By Stephanie Thomas
My newborn son, Henry, and I strolled through the aisles of a grocery store one cold winter day just weeks after his arrival. I took my time, appreciated the coos and compliments of strangers and worried about which ice cream flavor — flavors? — we should bring home.
An older woman approached, friend in tow, and I waited to hear which of his features she loved most. Instead she asked, “Is he sleeping through the night yet?” Her friend nodded, approving of this truly insane question. I tried to smile and said, “Not yet.”
Yeah sure, I thought. In the three weeks since we’ve met I mastered breastfeeding and got him on a solid sleep schedule — oh, and did I mention he never cries? You gotta love the expectations of motherhood. Try as we might it can sometimes feel as though we’ll never measure up.
But for moms dealing with postpartum depression, the gap between expectations and reality can be crushing. The understandable feelings of frustration and worry common among many new moms are experienced in overdrive with postpartum.1 And as a friend, you might feel unsure about the best way to provide support. So let’s walk through it together.
What a Postpartum Mood Disorder Looks and Feels Like
You may be surprised to learn that anywhere from 15 to 20 percent of mothers struggle with postpartum depression or anxiety after the birth of a child. We’re talking one out of seven of your girlfriends. That’s a lot, right? Sadly, the stigma associated with this mood disorder keeps many moms quiet.2

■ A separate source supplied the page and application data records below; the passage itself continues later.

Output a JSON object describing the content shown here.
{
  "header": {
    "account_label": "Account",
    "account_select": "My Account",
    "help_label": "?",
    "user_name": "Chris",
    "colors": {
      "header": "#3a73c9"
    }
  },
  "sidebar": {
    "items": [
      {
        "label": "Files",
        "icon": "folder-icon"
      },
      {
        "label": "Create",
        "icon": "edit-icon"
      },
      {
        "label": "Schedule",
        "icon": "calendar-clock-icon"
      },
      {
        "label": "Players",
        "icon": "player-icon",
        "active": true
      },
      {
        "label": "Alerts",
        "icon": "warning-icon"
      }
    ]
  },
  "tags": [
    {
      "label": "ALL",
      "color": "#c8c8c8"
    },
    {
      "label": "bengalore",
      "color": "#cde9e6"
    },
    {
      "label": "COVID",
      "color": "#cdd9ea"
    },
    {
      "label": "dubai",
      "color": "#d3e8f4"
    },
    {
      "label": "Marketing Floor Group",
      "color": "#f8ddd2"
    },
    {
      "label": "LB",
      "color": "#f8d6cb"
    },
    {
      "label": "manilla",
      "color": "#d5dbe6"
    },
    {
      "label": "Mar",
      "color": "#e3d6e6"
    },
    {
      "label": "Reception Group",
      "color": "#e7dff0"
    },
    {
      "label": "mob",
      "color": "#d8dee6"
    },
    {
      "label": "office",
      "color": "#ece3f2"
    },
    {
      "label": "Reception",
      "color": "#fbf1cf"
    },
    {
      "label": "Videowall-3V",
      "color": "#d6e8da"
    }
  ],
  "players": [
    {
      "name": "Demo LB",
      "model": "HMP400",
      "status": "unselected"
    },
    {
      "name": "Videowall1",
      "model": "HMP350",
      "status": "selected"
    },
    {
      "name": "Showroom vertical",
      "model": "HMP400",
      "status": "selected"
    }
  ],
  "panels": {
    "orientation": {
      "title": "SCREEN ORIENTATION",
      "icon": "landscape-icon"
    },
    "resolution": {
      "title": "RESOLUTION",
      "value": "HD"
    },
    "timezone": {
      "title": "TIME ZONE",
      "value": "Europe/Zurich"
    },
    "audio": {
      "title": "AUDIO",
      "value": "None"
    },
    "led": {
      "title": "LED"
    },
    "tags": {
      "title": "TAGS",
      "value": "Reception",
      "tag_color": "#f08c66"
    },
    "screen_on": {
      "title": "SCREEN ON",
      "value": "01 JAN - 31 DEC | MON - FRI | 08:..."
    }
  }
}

This means your friend may be going it alone — without the encouragement of people who love her and without the help of a doctor whose treatment she needs — as she faces the following symptoms:
- Frequent, unexplained tears accompanied by feelings of hopelessness and despair
- Fear and anxiety that go beyond the norm of new motherhood and become debilitating
- Sleep disruptions unrelated to the baby, characterized by sleeping too little or too much
- Inability to feel close to the baby — sometimes despite desire, sometimes due to lack of desire
- Waning confidence in abilities as a mother which may interfere with care of the baby
- Intense feelings of anger and thoughts regarding herself or the baby that scare her1
If a nosy question at my neighborhood grocery got me down, I can only imagine how life must feel to a new mom battling postpartum depression. What’s worse, these women face a common misconception: that the love of a mother cures all and they could power through if they just tried.
Of course, science tells us the opposite. A mother’s love has no bearing on her likelihood of developing a postpartum mood disorder. And she has little control over the balance of her hormones post-childbirth or the chemical reactions those hormonal changes cause in her brain.1
Practical Ways You Can Help
As your friend works to develop a bond with her baby, give her another bond she can lean on — one found mom to mom.
If you suspect a friend may be suffering from postpartum depression or anxiety:
- Offer to pop by and hold the baby for a bit.
- Ask how she’s coping with motherhood.
- Enter conversations with compassion.
- Relay your own struggles with becoming a mom.
- Tell her about the ways other mothers helped you.
- Let her know that you’d like to help her as well.
If a friend confides in you that she’s experiencing the symptoms of postpartum:
- Take her words seriously, resisting the urge to minimize or dismiss them.3
- Commend her courage in speaking openly with you.3
- Establish yourself as a safe space for conversation.2
- Assure her you hold no judgment for her present feelings.2
- Take a moment to encourage, with sincerity, her mothering abilities.3
- Seek out local experts who can help and compile their contact information in a neat list.4
Continue to walk through the challenges of postpartum with your friend as you:
- Treat her like you would any new mom: bring food, brag on the baby, wash the dishes.
- Reach out regularly — you might drop by once a week and call or text every few days.4
- Ask questions about how she’s fairing and be prepared to really listen.3
- Invite her out of her house — to the park, for a cup of coffee, to dinner at your home.
There are many programs, like the women’s program at Valley Hospital, that offer help to women suffering from postpartum depression. Studies show that mothers are more likely to reach out for professional help with postpartum depression when they’re cared for by loving friends and family.2 You can be that person for the new mom in your life.
1 “Postpartum Depression Facts.” National Institute of Mental Health, Accessed January 14, 2018.
2 Fraga, Juli. “Mommy Mentors Help Fight the Stigma Of Postpartum Mood Disorder.” National Public Radio, September 29, 2017.
3 Schuster, Sarah. “22 Ways to Support a Mom With Postpartum Depression, From Moms Who’ve Been There.” The Mighty, March 8, 2016.
4 Brill, Pamela. “How to Help a Friend with Postpartum Depression.” Fit Pregnancy and Baby, Accessed January 14, 2018.Share